As for the vocals, people will likely either love or hate Scott Waters. On this recording he sounds like a mixture of Steve Souza, Dave Mustaine and Udo yet with his own unique flair. He sorta sounds like a snake if it became human and fronted a metal band (huh?). One great thing about Scott's vocals is that he is able to acclimate to the needs of the song and make it "work," if you know what I mean. Hence, although he's technically not a great singer like Dio, he utilizes his vocal talents in such a way that keeps the songs from being one-dimensional and boring. Dio, by contrast, has the unfortunate tendency to sound the same song to song.
SONG HIGHLIGHTS: SYMPHONIC EXTREMITIES is without a doubt Ultimatum's most experimental, creative disk. Although one riff in "Symphonic Extremities" (the song) is reminiscent of Metallica's "Ride the Lightning," on a whole it stands on its own. "The Killing Fields" is an incredible piece addressing abortion; talk about poignant! "E.N.D." is one of the most catchy, innovative metal pieces you'll likely ever hear; it overtly touches on suicidal feelings and salvation. "Black Light" addresses the deception of cults and is highlighted by an original, melodic and moving chorus. "Darkest Void" is another strong track. "Ode to Noise" is an avant-garde instrumental. "The Grip" is an emotionally stirring number about struggling with the evil within oneself (all of us can relate, huh?); it's highlighted by a potent chorus. "Magaton" is another stand out track with bass-driven stanzas and Udo-like vocals. "World of Sin" was originally a bonus track and a more recent version is featured on PUPPET OF DESTRUCTION. Regardless, "World of Sin" is a superb metal masterpiece. The two tracks I failed to mention -- "Fatal Delay" and "Blink" -- are okay but nothing noteworthy (a better-produced version of "Blink" is featured on INTO THE PIT).
The cd also features 3 bonus tracks: "Wickedness & Perdition" is an interesting 1993 demo featuring a more conventional vocal style. There's also a 1993 demo version of "Fatal Delay" and a great live rendition of "Greed Regime" from THE MECHANICS OF PERILOUS TIMES (the cd wrongly lists "Blink"). "Greed Regime" kicks total axx!
As you've probably noticed, the lyrical themes are different from the metal norm. You don't have to worry about well-worn material here like dungeons, dragons, horror-gore and silly sci-fi sheet (not that there's anything wrong with that). The lyrics address various interesting topics usually with a spiritual edge from a biblical standpoint.

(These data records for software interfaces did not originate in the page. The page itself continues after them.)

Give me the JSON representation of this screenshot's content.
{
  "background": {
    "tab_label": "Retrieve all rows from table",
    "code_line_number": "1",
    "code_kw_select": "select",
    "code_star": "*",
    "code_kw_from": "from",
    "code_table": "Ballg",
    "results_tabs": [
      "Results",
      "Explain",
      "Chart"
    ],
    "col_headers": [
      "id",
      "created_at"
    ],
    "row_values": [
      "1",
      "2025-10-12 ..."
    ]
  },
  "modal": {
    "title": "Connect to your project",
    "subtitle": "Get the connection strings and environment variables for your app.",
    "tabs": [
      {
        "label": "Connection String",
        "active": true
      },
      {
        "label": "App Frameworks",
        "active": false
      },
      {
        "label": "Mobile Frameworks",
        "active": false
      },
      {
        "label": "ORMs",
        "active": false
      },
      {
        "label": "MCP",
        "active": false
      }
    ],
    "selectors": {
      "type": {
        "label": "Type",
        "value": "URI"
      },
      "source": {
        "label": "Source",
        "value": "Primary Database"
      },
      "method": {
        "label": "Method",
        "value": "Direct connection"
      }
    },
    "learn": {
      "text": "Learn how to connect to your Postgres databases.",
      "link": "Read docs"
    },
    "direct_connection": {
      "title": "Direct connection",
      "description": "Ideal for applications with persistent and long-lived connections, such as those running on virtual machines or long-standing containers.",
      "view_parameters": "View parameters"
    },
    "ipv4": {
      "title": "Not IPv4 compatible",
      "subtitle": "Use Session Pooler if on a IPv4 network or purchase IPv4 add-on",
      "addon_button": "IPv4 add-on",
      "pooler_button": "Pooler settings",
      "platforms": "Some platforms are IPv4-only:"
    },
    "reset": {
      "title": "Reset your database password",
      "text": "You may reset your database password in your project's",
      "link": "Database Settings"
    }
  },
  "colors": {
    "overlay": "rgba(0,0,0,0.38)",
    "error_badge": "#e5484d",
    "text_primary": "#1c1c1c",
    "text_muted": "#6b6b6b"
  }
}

Since SYMPHONIC EXTREMITIES is actually a compilation of two 5-song demos it has a very raw sound but, other than the guitars going slightly out of sync near the beginning of "E.N.D.", it sounds just fine. All the instruments & vocals are clear and mixed properly -- what more do ya want? I'd much rather hear my metal produced like this than overproduced like on Metallica's BLACK ALBUM.